What are the cons?
• Whilst it may be cheaper to build, there are still costs that must be incurred (e.g. land costs amongst others).
• Design flexibility is far more limited.
• The modern perspective of modular construction is fairly new and continues to evolve, so building regulations and planning regulations may differ or not be appropriate compared with traditional build methods.
• It often requires a significant investment with one primary contractor to design and manufacture, which can give the contractor strong bargaining power and increase the risk of default or insolvency.
• There may be associated problems relating to the financing and insuring of modular buildings.
• There appears to still be a stigma that modular builds are not of the same quality and lifespan of traditional builds, which is why modular construction has not proved to be as popular as traditional build methods.
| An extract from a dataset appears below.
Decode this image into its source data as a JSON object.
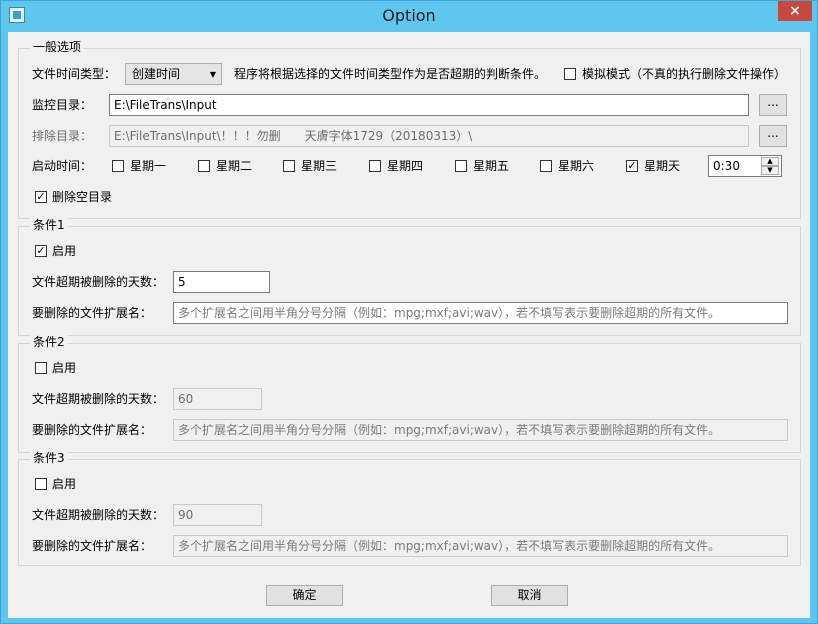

• Whilst there are those who wax lyrical about modular construction (the uniformity and quality control achieved by off-site design), the reality is that we are seeing significant defect issues arise. In modular construction, often a defect which arises is repeated throughout, meaning that the remediation costs can be very significant indeed.
What legal issues should you be aware of?
There are a number of legal issues that also need to be considered:
• Risk – the allocation of risk under a modular construction project will be significantly different to a traditional project, for the main reason that the building is manufactured off site and the main contractor (if not itself the modular supplier) will have little or no control over the manufacture. Main contractors may not be prepared to accept full contractual responsibility for this reason.
• Advance payment – modular suppliers usually want to be paid up front, that is, before delivery to site (or title passes). Education institutions, on the other hand, will want to avoid a significant payment unless they have security, either because it is agreed that title passes on payment or with the benefit of an advance payment bond.
• Form of contract – the standard forms of construction contract are unlikely to be appropriate for modular construction without amendment. As the property is manufactured offsite, the manufacturer will require payments in advance of the manufacture and not towards the end when the manufacture is nearing completion. In turn, there are associated risks with adopting such an approach, such as insolvency on the part of the main contractor (or manufacturer of the modular building if different).
• Dispute resolution – An assessment will need to be made as to whether the Housing Grants, Construction and Regeneration Act 1996 (the Construction Act) applies to a modular construction project. The reality is that if a main contractor is engaged, there will be aspects of the works that are both within and outside the ambit of the Construction Act, meaning that adjudication will be available for some but not all issues that may arise.
It is worth being aware of the fact that NEC (one of the main providers of standard forms of construction contract) has recently issued a practice note in respect of modular construction. The note explains how the issues of title and payment can be addressed as between the employer and the contractor in the main contract.
There is no doubt that the popularity of modular construction is on the rise, and there are clear advantages to the education sector of using modular construction moving forward. Many education institutions do not currently have enough teaching space or student accommodation to facilitate the number of students that they would like. Using modular construction may well allow them to accelerate growth plans, by having the required space to offer more courses and accommodation.
The key to successful use of offsite modular construction is identifying and implementing the right procurement and contract strategy. It is important that legal issues are recognised upfront and resolved sensibly; including agreeing the forms of security to be provided plus the amendments needed to any standard form contracts so as to protect the education institution’s position as far as practicable.